So how did those prominent images of derelict streets in the inner-city part of the City of Liverpool local authority area come about? For that, you have to blame the last Labour government’s over-zealous ‘Housing Market Renewal Initiative’ (HMRI) disaster – and the over enthusiastic participation of the then-Lib Dem controlled city council. On the promise of ‘free’ money from central government, the latter removed hundreds of people from their homes with a view to demolishing the Victorian terraces, and building new replacements. Many of these houses, in truth, were already fully modernised, owner-occupied houses within viable and longstanding communities, as can be seen here in Voelas Street, one of the famous Welsh Streets of Liverpool:

Voelas Street before HMRI implementation. Image: WelshStreets.co.uk.

The same picture after HMRI implementation Image: WelshStreets.co.uk. 

Nonetheless: the council bought the houses and ‘tinned them up’ ready for demolition. Then the coalition Conservative/Lib Dem government, elected in 2010, pulled the plug on the scheme. 

Fast forward to 2017 and many of the condemned houses have been renovated, in a process which is still ongoing. These are over-subscribed when they come to market, suggesting that the idea was never appropriate for Liverpool on that scale. 

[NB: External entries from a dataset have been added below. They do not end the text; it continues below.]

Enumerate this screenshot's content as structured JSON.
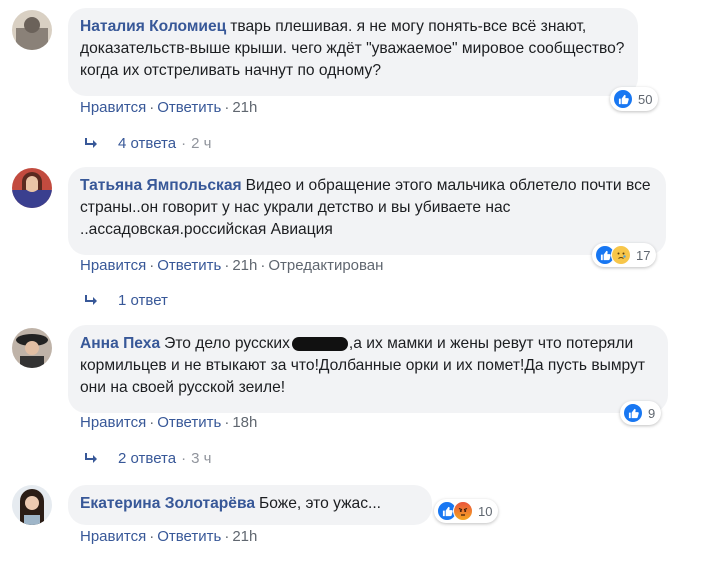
{
  "comments": [
    {
      "author": "Наталия Коломиец",
      "text": "тварь плешивая. я не могу понять-все всё знают, доказательств-выше крыши. чего ждёт \"уважаемое\" мировое сообщество? когда их отстреливать начнут по одному?",
      "reactions": {
        "icons": [
          "like-icon"
        ],
        "count": "50"
      },
      "actions": {
        "like": "Нравится",
        "reply": "Ответить",
        "time": "21h",
        "extra": ""
      },
      "replies": {
        "label": "4 ответа",
        "time": "2 ч"
      }
    },
    {
      "author": "Татьяна Ямпольская",
      "text": "Видео и обращение этого мальчика облетело почти все страны..он говорит у нас украли детство и вы убиваете нас ..ассадовская.российская Авиация",
      "reactions": {
        "icons": [
          "like-icon",
          "sad-icon"
        ],
        "count": "17"
      },
      "actions": {
        "like": "Нравится",
        "reply": "Ответить",
        "time": "21h",
        "extra": "Отредактирован"
      },
      "replies": {
        "label": "1 ответ",
        "time": ""
      }
    },
    {
      "author": "Анна Пеха",
      "text_before": "Это дело русских",
      "text_after": ",а их мамки и жены ревут что потеряли кормильцев и не втыкают за что!Долбанные орки и их помет!Да пусть вымрут они на своей русской зеиле!",
      "reactions": {
        "icons": [
          "like-icon"
        ],
        "count": "9"
      },
      "actions": {
        "like": "Нравится",
        "reply": "Ответить",
        "time": "18h",
        "extra": ""
      },
      "replies": {
        "label": "2 ответа",
        "time": "3 ч"
      }
    },
    {
      "author": "Екатерина Золотарёва",
      "text": "Боже, это ужас...",
      "reactions": {
        "icons": [
          "like-icon",
          "angry-icon"
        ],
        "count": "10"
      },
      "actions": {
        "like": "Нравится",
        "reply": "Ответить",
        "time": "21h",
        "extra": ""
      }
    }
  ],
  "colors": {
    "link": "#385898",
    "bubble": "#f2f3f5",
    "meta": "#606770",
    "like": "#1877f2"
  }
}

At any rate, it turns out that the Liverpool metropolitan population is pretty much the same as it was at its peak in 1931 (depending where the local borough boundaries are arbitrarily drawn). It just begs the question: why are well educated and supposedly clever people misrepresenting the Liverpool metropolis, in particular, in this way so often? Surely they aren’t stupid are they?


And why are some people so determined to always isolate the City of Liverpool from its hinterland, while London is always described in terms of its whole urban area? It just confuses and undermines what would otherwise often be worthwhile comparisons and discussions. Or, to put it another way: “never, ever, compare apples with larger urban zones”.

In a recent Channel 4 documentary, for example, the well-known and respected journalist Michael Burke directly compared the forecast population growths, by 2039, of the City of Liverpool single local authority area against that of the combined 33 local authority areas of Greater London: 42,722 versus 2.187,708. I mean, what bizarre point is such an inappropriate comparison even trying to make? It is like comparing the projected growth of a normal sized-person’s head with the projected growth of the whole of an obese person, over a protracted period.

Having said all that, there is an important sensible conversation to be had as to why the populations of the Greater Liverpool metropolis and others haven’t grown as fast as maybe should have been the case, whilst, in recent times, the Greater London population has been burgeoning. But constantly pitching it as some sort of rare local apocalypse helps no one.

Dave Mail has declared himself CityMetric’s Liverpool City Region correspondent. He will be updating us on the brave new world of Liverpool City Region, mostly monthly, in ‘E-mail from Liverpool City Region’ and he is on twitter @davemail2017.